Where were the parties and the media when the Liz Evanses were picked as would-be MPs?
We said almost nothing, outflanked by an Italian politics giacca a vento.
(Giacca a vento? It’s the Italian for anorak.)
And thank you to Andrea Parma for bringing Liz Evans’s selection in Gower to my attention.
Tonight the Welsh Labour Party sent me the statement they apparently made after Liz Evans was selected. “Born and raised in Hafod,” they say. “Liz is an elected national officer for the PCS union and works at the Land Registry.”
Just 21 words. And she made a statement any other candidate might have delivered.
Follow @MichaelLCrick on Twitter.
David Cameron has again said that Unite was choosing Labour’s candidates. By my counting, the union’s been successful in under half of the seats they’ve specifically targeted
Police not to investigate allegations against Shapps, but Met lawyers say software selling may constitute offence of fraud.
William Hague has revealed that GCHQ, the British intelligence gathering operation in Cheltenham, has modified his telephone to stop people bugging it – the Chinese especially.
Some Conservatives might not be too distressed if Scotland were to leave the United Kingdom. Not least because it would make it a lot harder for Labour to win a Westminster majority ever gain.
MPs have quizzed key figures from the police over the plebgate affair, which engulfed politician Andrew Mitchell last year.

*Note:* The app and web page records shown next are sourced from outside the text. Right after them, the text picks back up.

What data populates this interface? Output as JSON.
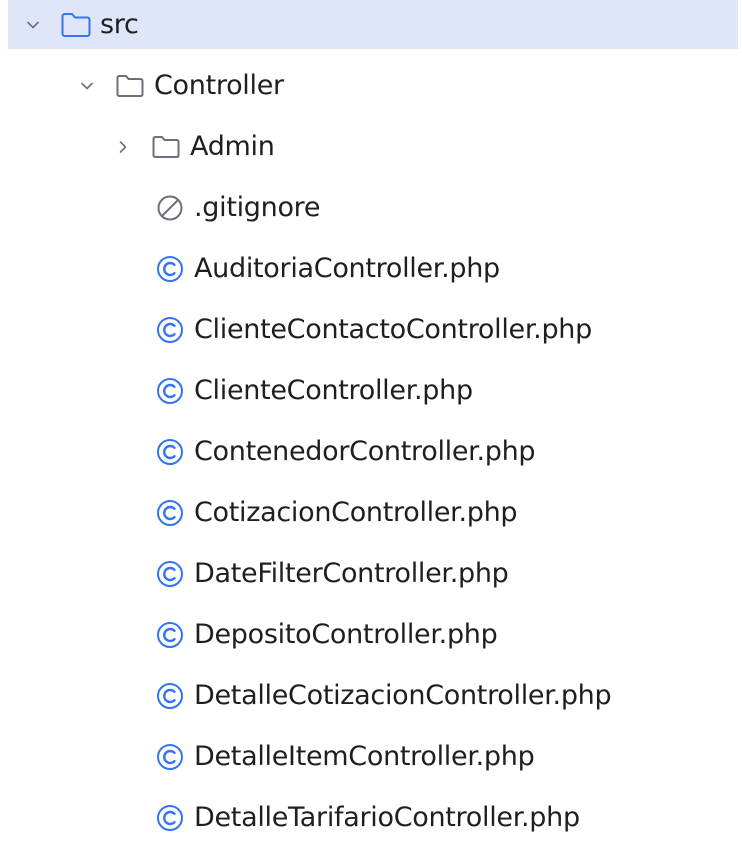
{
  "tree": {
    "root": {
      "label": "src",
      "icon": "folder-icon",
      "expanded": true,
      "selected": true
    },
    "controller": {
      "label": "Controller",
      "icon": "folder-icon",
      "expanded": true
    },
    "admin": {
      "label": "Admin",
      "icon": "folder-icon",
      "expanded": false
    },
    "files": [
      {
        "label": ".gitignore",
        "icon": "ignored-file-icon"
      },
      {
        "label": "AuditoriaController.php",
        "icon": "php-class-icon"
      },
      {
        "label": "ClienteContactoController.php",
        "icon": "php-class-icon"
      },
      {
        "label": "ClienteController.php",
        "icon": "php-class-icon"
      },
      {
        "label": "ContenedorController.php",
        "icon": "php-class-icon"
      },
      {
        "label": "CotizacionController.php",
        "icon": "php-class-icon"
      },
      {
        "label": "DateFilterController.php",
        "icon": "php-class-icon"
      },
      {
        "label": "DepositoController.php",
        "icon": "php-class-icon"
      },
      {
        "label": "DetalleCotizacionController.php",
        "icon": "php-class-icon"
      },
      {
        "label": "DetalleItemController.php",
        "icon": "php-class-icon"
      },
      {
        "label": "DetalleTarifarioController.php",
        "icon": "php-class-icon"
      }
    ]
  },
  "colors": {
    "selection_background": "#dfe6f9",
    "root_folder_icon": "#3574f0",
    "folder_icon": "#6c707e",
    "class_icon": "#3574f0",
    "ignored_icon": "#6c707e",
    "text": "#1e1f22"
  }
}
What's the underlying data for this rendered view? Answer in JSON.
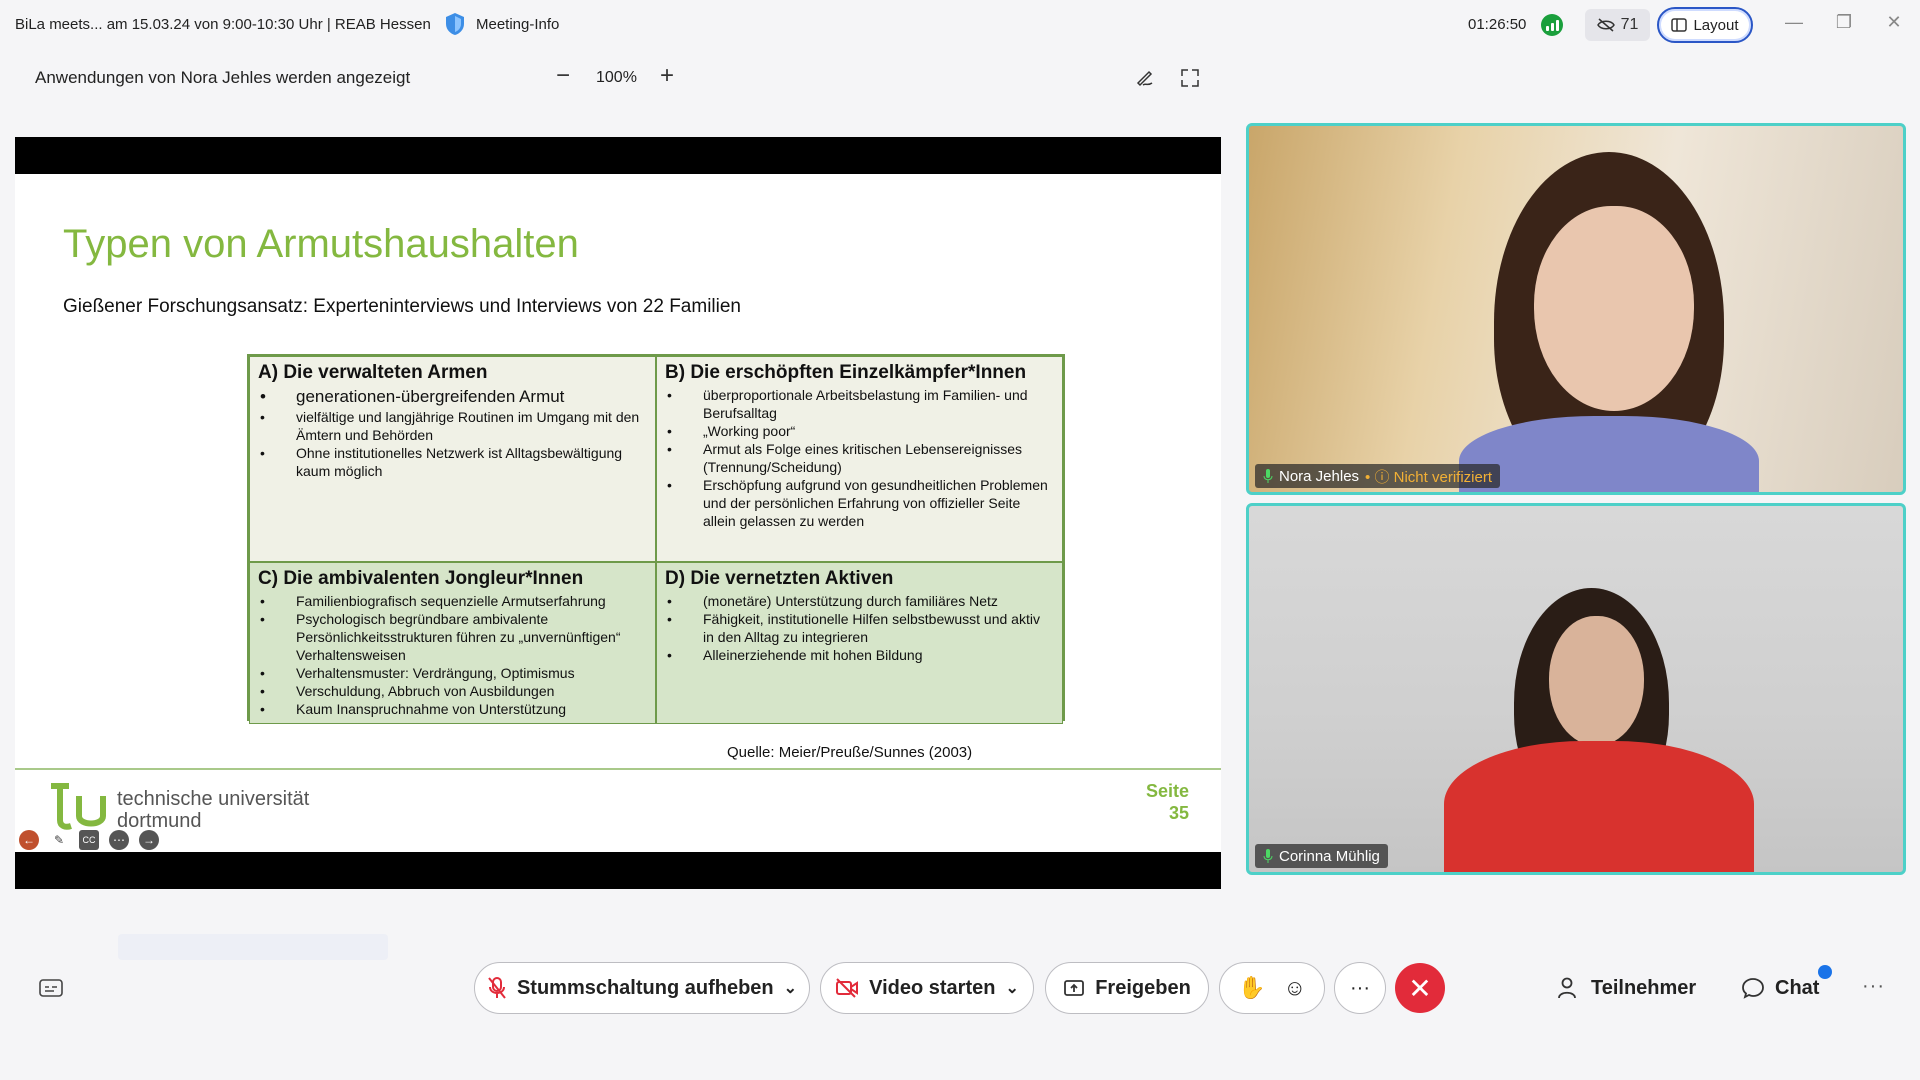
{
  "window": {
    "title": "BiLa meets... am 15.03.24 von 9:00-10:30 Uhr | REAB Hessen",
    "meeting_info": "Meeting-Info",
    "timer": "01:26:50",
    "viewers": "71",
    "layout": "Layout"
  },
  "share_bar": {
    "label": "Anwendungen von Nora Jehles werden angezeigt",
    "zoom": "100%",
    "minus": "−",
    "plus": "+"
  },
  "slide": {
    "title": "Typen von Armutshaushalten",
    "subtitle": "Gießener Forschungsansatz: Experteninterviews und Interviews von 22 Familien",
    "cells": [
      {
        "heading": "A)   Die verwalteten Armen",
        "items": [
          "generationen-übergreifenden Armut",
          "vielfältige und langjährige Routinen im Umgang mit den Ämtern und Behörden",
          "Ohne institutionelles Netzwerk ist Alltagsbewältigung kaum möglich"
        ]
      },
      {
        "heading": "B) Die erschöpften Einzelkämpfer*Innen",
        "items": [
          "überproportionale Arbeitsbelastung im Familien- und Berufsalltag",
          "„Working poor“",
          "Armut als Folge eines kritischen Lebensereignisses (Trennung/Scheidung)",
          "Erschöpfung aufgrund von gesundheitlichen Problemen und der persönlichen Erfahrung von offizieller Seite allein gelassen zu werden"
        ]
      },
      {
        "heading": "C) Die ambivalenten Jongleur*Innen",
        "items": [
          "Familienbiografisch sequenzielle Armutserfahrung",
          "Psychologisch begründbare ambivalente Persönlichkeitsstrukturen führen zu „unvernünftigen“ Verhaltensweisen",
          "Verhaltensmuster: Verdrängung, Optimismus",
          "Verschuldung, Abbruch von Ausbildungen",
          "Kaum Inanspruchnahme von Unterstützung"
        ]
      },
      {
        "heading": "D) Die vernetzten Aktiven",
        "items": [
          "(monetäre) Unterstützung durch familiäres Netz",
          "Fähigkeit, institutionelle Hilfen selbstbewusst und aktiv in den Alltag zu integrieren",
          "Alleinerziehende mit hohen Bildung"
        ]
      }
    ],
    "source": "Quelle: Meier/Preuße/Sunnes (2003)",
    "university_line1": "technische universität",
    "university_line2": "dortmund",
    "page_label": "Seite",
    "page_number": "35"
  },
  "participants": [
    {
      "name": "Nora Jehles",
      "status": "Nicht verifiziert"
    },
    {
      "name": "Corinna Mühlig"
    }
  ],
  "controls": {
    "unmute": "Stummschaltung aufheben",
    "video": "Video starten",
    "share": "Freigeben",
    "more": "···",
    "participants": "Teilnehmer",
    "chat": "Chat"
  },
  "colors": {
    "accent": "#2a56c6",
    "slide_green": "#84b840",
    "end_red": "#e22b3a",
    "active_border": "#4dd0c8"
  }
}
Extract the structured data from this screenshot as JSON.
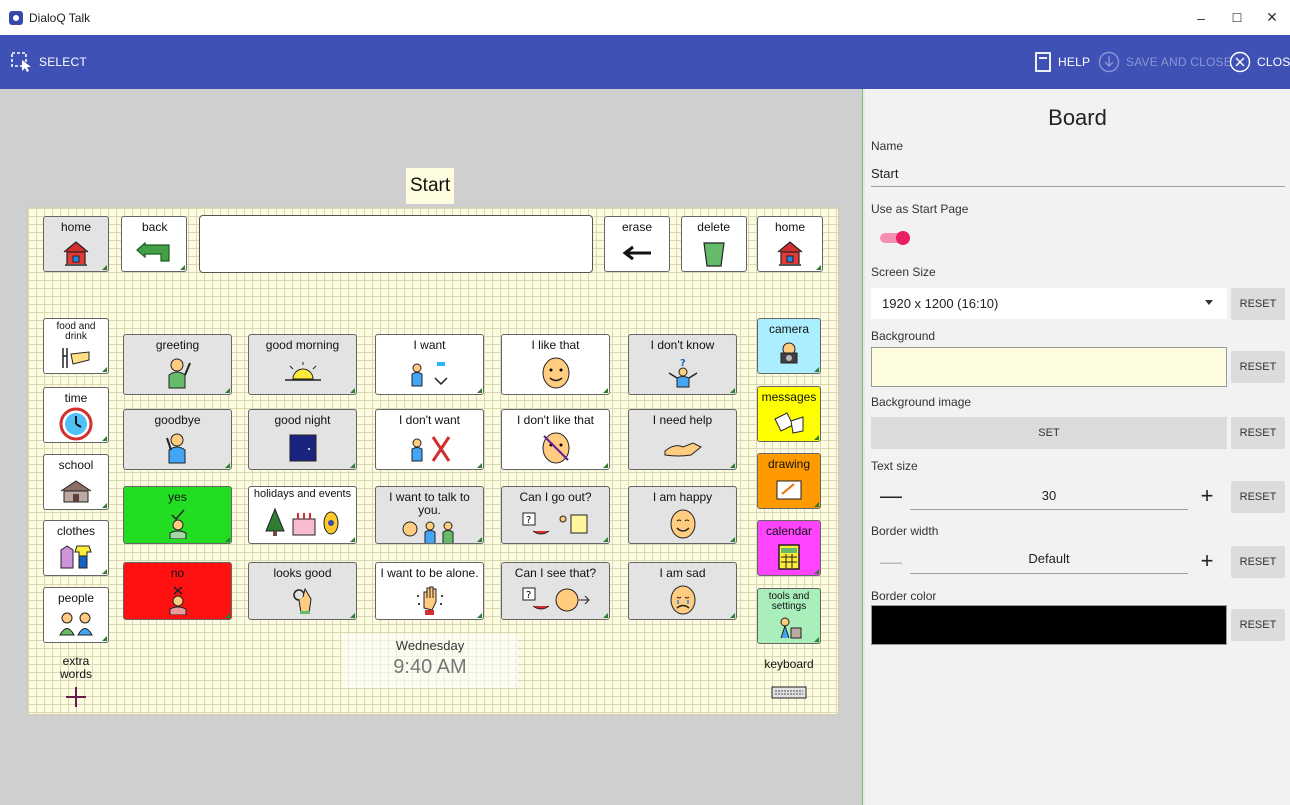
{
  "window": {
    "title": "DialoQ Talk",
    "minimize": "–",
    "maximize": "☐",
    "close": "✕"
  },
  "toolbar": {
    "select_label": "SELECT",
    "help_label": "HELP",
    "save_close_label": "SAVE AND CLOSE",
    "close_label": "CLOSE",
    "color": "#3f51b5"
  },
  "board": {
    "page_name": "Start",
    "background_color": "#fdfbe0",
    "top_row": {
      "home_left": "home",
      "back": "back",
      "erase": "erase",
      "delete": "delete",
      "home_right": "home"
    },
    "left_column": [
      "food and drink",
      "time",
      "school",
      "clothes",
      "people",
      "extra words"
    ],
    "right_column": [
      "camera",
      "messages",
      "drawing",
      "calendar",
      "tools and settings",
      "keyboard"
    ],
    "grid": [
      [
        "greeting",
        "good morning",
        "I want",
        "I like that",
        "I don't know"
      ],
      [
        "goodbye",
        "good night",
        "I don't want",
        "I don't like that",
        "I need help"
      ],
      [
        "yes",
        "holidays and events",
        "I want to talk to you.",
        "Can I go out?",
        "I am happy"
      ],
      [
        "no",
        "looks good",
        "I want to be alone.",
        "Can I see that?",
        "I am sad"
      ]
    ],
    "clock": {
      "day": "Wednesday",
      "time": "9:40 AM"
    },
    "colors": {
      "yes": "#22dd22",
      "no": "#ff1111",
      "camera": "#aaeeff",
      "messages": "#ffff00",
      "drawing": "#ff9900",
      "calendar": "#ff44ff",
      "tools": "#aaeebb"
    }
  },
  "panel": {
    "heading": "Board",
    "name_label": "Name",
    "name_value": "Start",
    "start_page_label": "Use as Start Page",
    "start_page_on": true,
    "screen_size_label": "Screen Size",
    "screen_size_value": "1920 x 1200 (16:10)",
    "background_label": "Background",
    "background_color": "#fffde0",
    "background_image_label": "Background image",
    "set_label": "SET",
    "text_size_label": "Text size",
    "text_size_value": "30",
    "border_width_label": "Border width",
    "border_width_value": "Default",
    "border_color_label": "Border color",
    "border_color": "#000000",
    "reset_label": "RESET",
    "minus": "—",
    "plus": "+"
  }
}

I have only had two and a half hours to speed through the 350 pages of Sir Alex Ferguson’s autobiography, but my first impression is that the new Manchester United manager David Moyes
“It wasn’t their poor judgement in talking to the media, but in not telling the truth” – the verdict of one source on the policy apology.
The home affairs select committee has just announced a new star witness at their hearing into plebgate on Wednesday afternoon.
The Crown Prosecution Service (CPS) has announced it will not prosecute the former Tory minister Michael Mates over making an alleged false statement when he was nominated for the post of police